By being thorough in this way, Microsoft both makes the language more clear and makes the overall agreement more airtight.
Even after language stating that the user understands your website may have errors, gaps in service, that they use it at their own risk, and that there are no express or implied warranties, it's very common to state that you cannot be held liable for specific types of damages. This is the core of the "Limitation of Liability" side of a Disclaimer of Warranties and Limitation of Liability clause.
There are many types of legal damages, but common damages to list in this clause are:
You may want to consult with a professional if you aren't sure what types of damages you should specify in your own clause.
In the Limitation of Liability section of Comcast's Enterprise Services General Terms and Conditions, Comcast applies the clause to both itself and its customers. It excludes both itself and users from specific types of damages, and then lists ways that such damages might come about (e.g. loss of revenue and other losses):
In examples like this where you include your customers in the Limitation of Liability, it's important to include language like Comcast's that holds customers liable for what they owe. After all, you don't want to exclude customers from liability for failing to pay you.
Even though you aren't liable for the above types of damages, it's common for vendors to put a ceiling on the amount of compensation that an unhappy user can ask for.
This is typically done with a section that specifies a maximum amount of liability that you can refund your user. The maximum liability can be either a flat amount (e.g. $10,000) or a variable amount (e.g. a portion of the price paid by the customer).
In any case, it can be used as a guideline for a reasonable settlement if you do decide to pay a customer for damages or refund them.
Although much of the language discussed to this point is meant to prevent you from being held liable for any damages, this part of the clause exists as a "just in case" measure.
Certain types of clauses may vary in enforceability between jurisdictions, so it is best to have this type of language backing up your Disclaimer of Warranties and Limitation of Liability Clause. The specific amount named may vary depending on the product or industry.
In Stoneridge's Disclaimer of Warranty and Limitation of Liability below, it specifies a maximum refund of the total price the customer paid. This is a common amount to specify, although it can vary between industries:
All the above components are very common among Terms and Conditions agreements. However, there are other, less common pieces you may find worth including as well.
While the previous parts of a Terms and Conditions Agreement are not required but fairly standard, these can be specific to your particular case. One example is language on malware and other hazards of doing business over the internet.
When conducting business online, both parties understand that there is an inherent risk involved. If you conduct an ecommerce business, you may want to consider including language that acknowledges that risk. If a customer is victimized by a third party, this can help clarify any arbitrations or discussions over who is at fault and whether you owe the customer for any damages that may have occurred.
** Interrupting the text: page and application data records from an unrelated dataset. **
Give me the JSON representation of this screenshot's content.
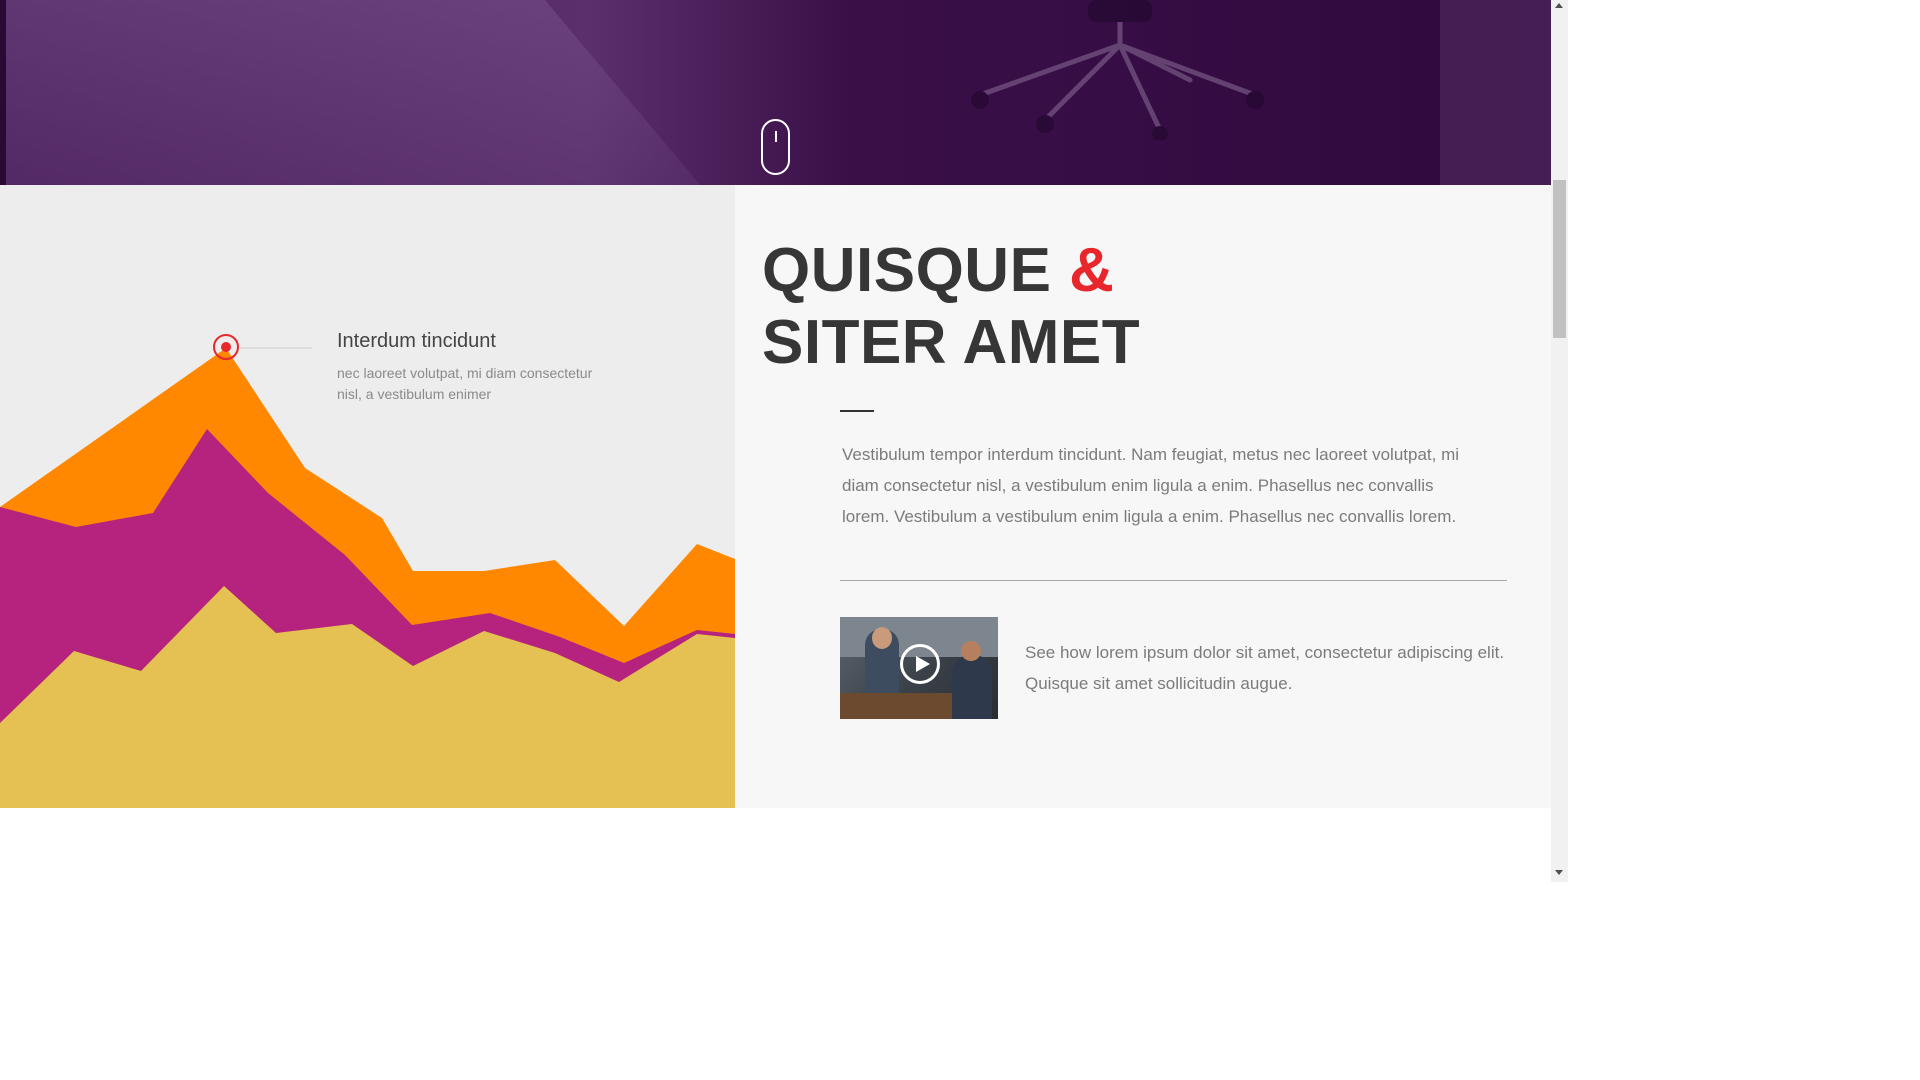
{
  "hero": {
    "scroll_hint_icon": "mouse-scroll-icon"
  },
  "chart": {
    "colors": {
      "back": "#ff8800",
      "middle": "#b5237e",
      "front": "#e4c152",
      "marker": "#e8272d"
    },
    "annotation": {
      "title": "Interdum tincidunt",
      "text": "nec laoreet volutpat, mi diam consectetur nisl, a vestibulum enimer"
    }
  },
  "content": {
    "headline_line1": "QUISQUE",
    "headline_amp": "&",
    "headline_line2": "SITER AMET",
    "lead": "Vestibulum tempor interdum tincidunt. Nam feugiat, metus nec laoreet volutpat, mi diam consectetur nisl, a vestibulum enim ligula a enim. Phasellus nec convallis lorem. Vestibulum a vestibulum enim ligula a enim. Phasellus nec convallis lorem.",
    "video_icon": "play-icon",
    "video_text": "See how lorem ipsum dolor sit amet, consectetur adipiscing elit. Quisque sit amet sollicitudin augue."
  },
  "theme": {
    "accent": "#e8272d",
    "hero_purple": "#3a0f48",
    "headline_color": "#363636"
  }
}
Here are the key components of a Disclaimer of Warranties and Limitation of Liability clause:
Including this clause in your Terms and Conditions agreement can help you avoid legal liability while also helping to manage your customers' expectations when it comes to what exactly you'll be held responsible for.
While the language tends to be fairly standard across the board with such clauses, you may have less or more information in your clause depending on what industry you're in as well as the nature of your specific business.
This article is not a substitute for professional legal advice. This article does not create an attorney-client relationship, nor is it a solicitation to offer legal advice.
01 July 2022